- the policies associated with where the service elements can be provisionedfor this particular user (taking into account the user organization and role)
- the definition of the integration/isolation that needs to be established between the service elements
Multiple scenarios are possible:
- If the service is an intermediated service, the function will use the service broker to contact the service provider who will perform the action and return credentials and appropriate information. That information is stored in the service model repository. If requested, special security elements will be put in place to ensure a secure pipeline with the service provider and separation for the user. It links the provisioned instance to the service identifier.
- If the service is performed by one of the supply layers directly under the responsibility of the cloud platform, the function will use the service broker to interact with the appropriate supply layer, ensure the provisioning of all resources and orchestrate appropriate integration between the resources. It receives specific configuration information about the resources provisioned and stores that in the service model repository. It links the provisioned instance to the service identifier.
- If the service is an aggregated service, this function synchronizes the provisioning of all the components (as done in one of the previous two bullets, depending if the service is performed by a local supply layer or an external service provider) ensuring transactional atomicity. If one of the service elements fails in its provisioning, a roll-back mechanism de-provisions all other elements for example. It then orchestrates the appropriate integration/isolation between the service elements. It links all service elements to the service identifier.
In the demand layer we also talked about products and service bundles. That structure is specific to the demand layer. In the delivery layer they are seen as separate, not interconnected services, each of which is identified with its own service identifier.
Once the service (and all its service elements) has been provisioned, the request processing and activation function is notified of the fulfillment of the service request.
The service broker is truly complementary to the service instance lifecycle management function. It isolates that function from the intricacies of the multiple supply layers and service providers. It really serves as a meta-layer, and essentially performs two functions:

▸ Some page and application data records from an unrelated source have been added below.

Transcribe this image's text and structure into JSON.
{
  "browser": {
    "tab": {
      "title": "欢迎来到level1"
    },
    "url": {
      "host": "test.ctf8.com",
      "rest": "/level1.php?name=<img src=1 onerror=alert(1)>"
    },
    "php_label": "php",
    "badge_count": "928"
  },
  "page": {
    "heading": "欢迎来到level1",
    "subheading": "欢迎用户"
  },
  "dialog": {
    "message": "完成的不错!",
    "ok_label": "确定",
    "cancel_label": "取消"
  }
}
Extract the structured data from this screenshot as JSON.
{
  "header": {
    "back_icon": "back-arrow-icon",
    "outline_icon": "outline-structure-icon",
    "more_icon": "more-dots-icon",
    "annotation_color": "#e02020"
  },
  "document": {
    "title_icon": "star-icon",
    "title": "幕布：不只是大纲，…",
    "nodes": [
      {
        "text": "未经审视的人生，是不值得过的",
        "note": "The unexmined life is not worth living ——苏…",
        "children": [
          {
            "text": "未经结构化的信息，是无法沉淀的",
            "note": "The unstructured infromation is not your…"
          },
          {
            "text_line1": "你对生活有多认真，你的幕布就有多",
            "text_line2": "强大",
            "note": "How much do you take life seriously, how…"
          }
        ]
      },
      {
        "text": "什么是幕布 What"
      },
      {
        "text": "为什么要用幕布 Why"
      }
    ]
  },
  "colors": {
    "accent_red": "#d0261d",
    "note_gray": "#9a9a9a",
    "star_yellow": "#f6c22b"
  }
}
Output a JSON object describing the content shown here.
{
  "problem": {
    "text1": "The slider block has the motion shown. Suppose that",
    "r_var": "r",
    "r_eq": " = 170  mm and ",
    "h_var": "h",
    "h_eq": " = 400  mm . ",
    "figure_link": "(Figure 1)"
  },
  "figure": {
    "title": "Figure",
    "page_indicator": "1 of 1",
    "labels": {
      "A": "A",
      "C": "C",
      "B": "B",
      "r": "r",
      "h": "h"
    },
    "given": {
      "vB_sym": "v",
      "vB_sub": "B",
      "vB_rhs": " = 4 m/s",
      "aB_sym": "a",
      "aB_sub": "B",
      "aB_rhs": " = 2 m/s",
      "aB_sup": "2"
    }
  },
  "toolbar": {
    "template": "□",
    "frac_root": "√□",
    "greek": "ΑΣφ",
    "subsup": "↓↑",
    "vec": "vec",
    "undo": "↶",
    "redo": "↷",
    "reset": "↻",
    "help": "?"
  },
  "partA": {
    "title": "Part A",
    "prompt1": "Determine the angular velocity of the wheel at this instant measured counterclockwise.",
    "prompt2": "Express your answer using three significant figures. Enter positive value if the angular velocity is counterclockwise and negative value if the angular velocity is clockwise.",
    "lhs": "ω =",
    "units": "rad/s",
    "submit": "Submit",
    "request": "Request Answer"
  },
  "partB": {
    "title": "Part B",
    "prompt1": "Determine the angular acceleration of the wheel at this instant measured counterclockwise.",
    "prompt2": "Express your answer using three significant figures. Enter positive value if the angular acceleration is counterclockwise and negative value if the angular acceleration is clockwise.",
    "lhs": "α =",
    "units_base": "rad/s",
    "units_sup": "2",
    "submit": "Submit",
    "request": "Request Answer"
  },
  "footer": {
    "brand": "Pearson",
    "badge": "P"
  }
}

- Based on the information received from the service instance lifecycle management function, the service broker identifies which supply layer or service provider will actually be invoked to deliver the service/service element requested. It will base that definition on the information received and on predefined parameters provided either by the service modeling and design function or by governance. Decision criteria can vary greatly, going from the region in which the user is located to the actual load of a particular supply layer for example.
- It then translates the requests received from the service instance lifecycle management function into instructions that can be understood by the target supply layer/service provider. It receives information back once the provisioning action has been taken from the supply layer/service provider, and translates that information to a format understood by the remainder of the cloud platform.
In this entry we have focused on the provisioning of a service. But obviously, the user can request other actions associated with a provisioned service. (For example, increasing the memory or disk space provided, de-provisioning, backup, etc.) And the platform itself may for example migrate a running VM from one resource to another in case of self-healing, performance issues, etc. The service instance lifecycle management and the service broker function are intimately involved in both of those requests. That’s something we will describe in the next blog post.